Author(s):  Bhorat H, Cassim A, Tseng D
Publication year: 

The purpose of this report is to interrogate the
impact and nature of South Africa’s post-apartheid
economic growth performance through the lens of
human-capital investment with a particular
emphasis on higher education. The neoclassical
theory of endogenous growth suggests that
education has a profound impact on an economy’s
growth trajectory that may result in a derived
labour-demand appetite for skilled labour. This
pattern, in turn, becomes crucial in defining and
characterising the returns to households and their
members on the basis of their human?capital
attributes. Understanding the relationship and
impact between education and growth at both
levels is thus a vital lesson for making informed
policy decisions about growth and welfare
In this report, we investigate the link between
education and economic growth in three ways.
Firstly, this report examines the labour market
trends, including occupational demand by education
cohort. Secondly, we analyse the extent to which the
educational attainments of labour cohorts affect the
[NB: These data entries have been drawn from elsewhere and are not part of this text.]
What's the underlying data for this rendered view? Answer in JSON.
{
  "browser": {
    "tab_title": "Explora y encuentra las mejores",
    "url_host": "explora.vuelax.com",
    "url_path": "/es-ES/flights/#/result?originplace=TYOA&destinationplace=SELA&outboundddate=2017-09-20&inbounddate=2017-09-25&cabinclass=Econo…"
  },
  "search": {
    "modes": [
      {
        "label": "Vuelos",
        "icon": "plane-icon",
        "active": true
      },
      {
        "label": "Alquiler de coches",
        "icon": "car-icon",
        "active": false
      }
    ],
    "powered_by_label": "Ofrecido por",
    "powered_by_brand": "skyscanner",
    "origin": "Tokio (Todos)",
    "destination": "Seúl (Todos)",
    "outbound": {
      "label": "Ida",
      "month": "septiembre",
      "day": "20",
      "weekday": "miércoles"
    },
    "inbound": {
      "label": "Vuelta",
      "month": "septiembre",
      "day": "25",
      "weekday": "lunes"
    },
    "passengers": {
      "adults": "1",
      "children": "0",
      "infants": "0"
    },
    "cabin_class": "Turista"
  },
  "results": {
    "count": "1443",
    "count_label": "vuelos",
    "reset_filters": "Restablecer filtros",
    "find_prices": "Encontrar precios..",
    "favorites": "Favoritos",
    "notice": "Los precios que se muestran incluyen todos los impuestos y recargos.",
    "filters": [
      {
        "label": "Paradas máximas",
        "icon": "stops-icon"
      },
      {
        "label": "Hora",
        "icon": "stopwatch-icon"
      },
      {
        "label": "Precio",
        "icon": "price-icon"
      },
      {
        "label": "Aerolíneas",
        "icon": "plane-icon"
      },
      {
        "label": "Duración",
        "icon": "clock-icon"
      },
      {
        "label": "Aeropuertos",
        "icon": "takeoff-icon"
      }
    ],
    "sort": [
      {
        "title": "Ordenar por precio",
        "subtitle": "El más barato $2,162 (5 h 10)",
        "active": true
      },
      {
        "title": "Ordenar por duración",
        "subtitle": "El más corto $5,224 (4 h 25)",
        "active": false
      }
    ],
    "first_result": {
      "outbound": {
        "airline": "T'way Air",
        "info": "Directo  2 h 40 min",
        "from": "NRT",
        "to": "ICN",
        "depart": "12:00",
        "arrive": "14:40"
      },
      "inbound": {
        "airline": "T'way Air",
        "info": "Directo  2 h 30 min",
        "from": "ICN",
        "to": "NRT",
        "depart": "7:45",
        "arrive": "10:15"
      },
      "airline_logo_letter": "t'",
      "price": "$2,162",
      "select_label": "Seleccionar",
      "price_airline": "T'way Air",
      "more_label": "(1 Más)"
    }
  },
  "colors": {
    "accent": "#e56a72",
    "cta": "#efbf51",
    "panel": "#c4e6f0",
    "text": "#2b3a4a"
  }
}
nature and trajectory of post-apartheid economic
growth in South Africa by estimating Olley and
Pakes’s two-stage regression on a modified Cobb-
Douglas production education function. Thirdly, we
attempt to understand the welfare gains by
education cohort. We plot growth incidence curves
(GICs) by educational cohort to identify the impact of
economic growth on households with, and without,
education. The results of this analysis show that the
degree cohort contributes to economic growth and
also shares in economic growth gains with steady
employment demand. In contrast, other highereducation
institutions, including further education
and training (FET) colleges and other institutions, do
not productively contribute to economic growth.
Further, FET graduates are almost as likely to be
employed along with school leavers without higher
education. In turn, welfare gains for this cohort, and
particularly the poorer among this group, are

Type(s):  Report